How a Political Scientist Writes

Quick Facts

Pen or pencil?


Favorite place to write?

My home, mostly.

What are you reading now?

Temp by Louis Hyman


Laura C. Bucci, Ph.D.

Assistant Professor, Political Science


SJU Writes: What are you writing right now?

LB: I’m working on one article about why states adopt certain types of labor policies, and which states do. Another is about financial donations in political parties, how groups donate money and whether that moves them to a place of more power in the party or further out—and how that varies across groups. And then, with Dr. Scola and Dr. Baglione, we’re working on a piece on pedagogy about gender diversity in introductory readers. We’re [arguing] that the way we introduce political science to a lot of our first-year students is to say that women don’t write all that much and women aren’t central to the discipline, which is a really big problem. I’m also working on a book, so I’ve really overcommitted myself. A lot of pans and fires.

SJU Writes: What’s the most difficult thing you’ve ever written?

LB: Dissertation. The idea of thinking about a big project means that you know its flaws but you care a lot about what you’re doing, and caring a lot makes it harder to do it imperfectly. By definition these projects have to start off imperfect. There’s a lot of trial and error and a lot of stuff you think is going to work but doesn’t. That’s been hard for me to deal with emotionally: that it can’t be perfect and it won’t be perfect and that’s okay. Even after a bunch of edits, if what I’m doing is important, and someone comes along and says, “Actually, it was garbage,” it’s going to hurt. But it’s actually a good thing, too, because it meant it mattered to someone enough that they would critique it. It doesn’t feel super nice, but it’s a mental check.

SJU Writes: How do you approach the writing process? 

LB: I’m a big fan of drawing pictures, so that’s my first tendency. I ask myself, “What is the relationship that I’m expecting?” and just draw a simple stick figure drawing of what I think leads to what. I encourage students to do this, too. What are you arguing? What is happening? What do you want to tell people? Write that down first, then build the rest of your essay off of that. 

SJU Writes: Is there a skill or skills you consider most important in political science writing?

LB: Some of the skills that are very important are describing relationships. We’re trying to say clearly what we think patterns should look like, given evidence that we have from other venues. And studying people means that you need to at least, in some way, like people.

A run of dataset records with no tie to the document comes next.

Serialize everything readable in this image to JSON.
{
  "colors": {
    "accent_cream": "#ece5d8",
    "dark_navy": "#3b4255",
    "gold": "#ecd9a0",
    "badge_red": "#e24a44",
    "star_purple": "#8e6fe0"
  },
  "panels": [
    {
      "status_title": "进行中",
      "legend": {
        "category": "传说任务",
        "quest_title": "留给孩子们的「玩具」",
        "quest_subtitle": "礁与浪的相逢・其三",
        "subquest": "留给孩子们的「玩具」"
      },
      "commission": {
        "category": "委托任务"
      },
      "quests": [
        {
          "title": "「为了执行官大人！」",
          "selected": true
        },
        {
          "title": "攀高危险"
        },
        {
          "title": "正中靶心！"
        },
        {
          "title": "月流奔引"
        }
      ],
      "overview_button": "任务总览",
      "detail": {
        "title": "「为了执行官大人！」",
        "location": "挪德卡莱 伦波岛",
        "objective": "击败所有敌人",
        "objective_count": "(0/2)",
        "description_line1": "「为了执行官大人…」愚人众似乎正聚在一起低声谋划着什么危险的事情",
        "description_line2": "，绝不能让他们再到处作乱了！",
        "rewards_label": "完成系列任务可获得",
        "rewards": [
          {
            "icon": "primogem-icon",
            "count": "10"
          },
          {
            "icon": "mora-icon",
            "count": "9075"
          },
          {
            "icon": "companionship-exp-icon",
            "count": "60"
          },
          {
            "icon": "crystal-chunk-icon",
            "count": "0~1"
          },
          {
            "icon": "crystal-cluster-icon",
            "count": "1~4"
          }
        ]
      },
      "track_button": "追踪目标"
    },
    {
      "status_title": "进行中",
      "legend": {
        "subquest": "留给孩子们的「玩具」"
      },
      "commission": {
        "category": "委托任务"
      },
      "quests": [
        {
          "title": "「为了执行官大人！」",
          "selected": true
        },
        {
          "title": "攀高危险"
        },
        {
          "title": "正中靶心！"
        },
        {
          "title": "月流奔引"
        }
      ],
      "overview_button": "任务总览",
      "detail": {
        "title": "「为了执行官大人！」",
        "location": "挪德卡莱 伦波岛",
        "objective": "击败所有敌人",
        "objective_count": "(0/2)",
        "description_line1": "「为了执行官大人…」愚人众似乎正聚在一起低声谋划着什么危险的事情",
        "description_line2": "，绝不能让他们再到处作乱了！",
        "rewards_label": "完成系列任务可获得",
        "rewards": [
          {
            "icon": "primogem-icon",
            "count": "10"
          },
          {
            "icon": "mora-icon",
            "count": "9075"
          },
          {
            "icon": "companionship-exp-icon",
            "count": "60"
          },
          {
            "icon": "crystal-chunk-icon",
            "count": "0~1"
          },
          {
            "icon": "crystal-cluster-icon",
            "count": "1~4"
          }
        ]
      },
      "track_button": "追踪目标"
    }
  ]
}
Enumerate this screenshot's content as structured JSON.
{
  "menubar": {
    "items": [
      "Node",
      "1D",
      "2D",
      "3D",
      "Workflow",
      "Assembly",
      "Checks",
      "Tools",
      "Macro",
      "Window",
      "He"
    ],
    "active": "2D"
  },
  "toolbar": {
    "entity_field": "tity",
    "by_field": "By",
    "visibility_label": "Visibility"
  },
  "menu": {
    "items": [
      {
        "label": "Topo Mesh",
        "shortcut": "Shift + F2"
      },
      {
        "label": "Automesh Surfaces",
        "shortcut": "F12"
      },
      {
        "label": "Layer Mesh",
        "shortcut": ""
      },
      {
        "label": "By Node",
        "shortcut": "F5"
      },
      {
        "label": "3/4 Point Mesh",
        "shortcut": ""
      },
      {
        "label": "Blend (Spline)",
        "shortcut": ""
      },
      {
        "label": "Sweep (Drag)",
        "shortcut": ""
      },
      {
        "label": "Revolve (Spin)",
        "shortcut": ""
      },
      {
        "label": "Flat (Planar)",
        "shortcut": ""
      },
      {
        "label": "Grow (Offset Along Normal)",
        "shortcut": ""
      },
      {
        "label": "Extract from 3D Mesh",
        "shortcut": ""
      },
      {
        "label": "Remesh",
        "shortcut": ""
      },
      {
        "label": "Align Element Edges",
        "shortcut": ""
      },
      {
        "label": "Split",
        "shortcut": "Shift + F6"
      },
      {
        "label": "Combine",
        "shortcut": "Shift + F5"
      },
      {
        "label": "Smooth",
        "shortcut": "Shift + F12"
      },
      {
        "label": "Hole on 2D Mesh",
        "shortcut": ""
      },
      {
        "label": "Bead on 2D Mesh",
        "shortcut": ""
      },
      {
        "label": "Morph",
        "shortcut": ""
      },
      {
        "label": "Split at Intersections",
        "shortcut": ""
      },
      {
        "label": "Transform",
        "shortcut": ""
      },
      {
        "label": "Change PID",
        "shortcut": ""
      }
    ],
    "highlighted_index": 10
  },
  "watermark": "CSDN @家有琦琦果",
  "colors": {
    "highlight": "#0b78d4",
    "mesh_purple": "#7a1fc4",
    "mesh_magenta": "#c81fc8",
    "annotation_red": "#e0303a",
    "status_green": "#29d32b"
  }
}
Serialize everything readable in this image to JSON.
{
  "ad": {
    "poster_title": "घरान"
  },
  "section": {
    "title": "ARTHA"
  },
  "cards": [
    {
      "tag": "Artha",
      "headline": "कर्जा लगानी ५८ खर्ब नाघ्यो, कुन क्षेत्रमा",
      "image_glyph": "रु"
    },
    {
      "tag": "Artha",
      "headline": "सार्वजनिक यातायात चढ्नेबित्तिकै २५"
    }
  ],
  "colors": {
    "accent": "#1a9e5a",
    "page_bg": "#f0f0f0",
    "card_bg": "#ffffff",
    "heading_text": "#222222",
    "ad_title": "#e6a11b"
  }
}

So we have to talk about people in such a way that is fair to them and what they’re doing, even if we don’t agree with them. I think political science writing, when it’s done well, talks about power in consistent ways and lets us know what the stakes are, what things are important, why all of this matters. Good writing in general tends to do that. It lets you know why you’re here, because otherwise no one wants to read your essay. Things like democracy, or justice, or law, or power—all of those things are hard to measure, hard to talk about. They’re all super important, but they’re a lot of things. How do we think about them consistently and clearly so that other people know what we’re talking about? 

—Margaret Brennen ’22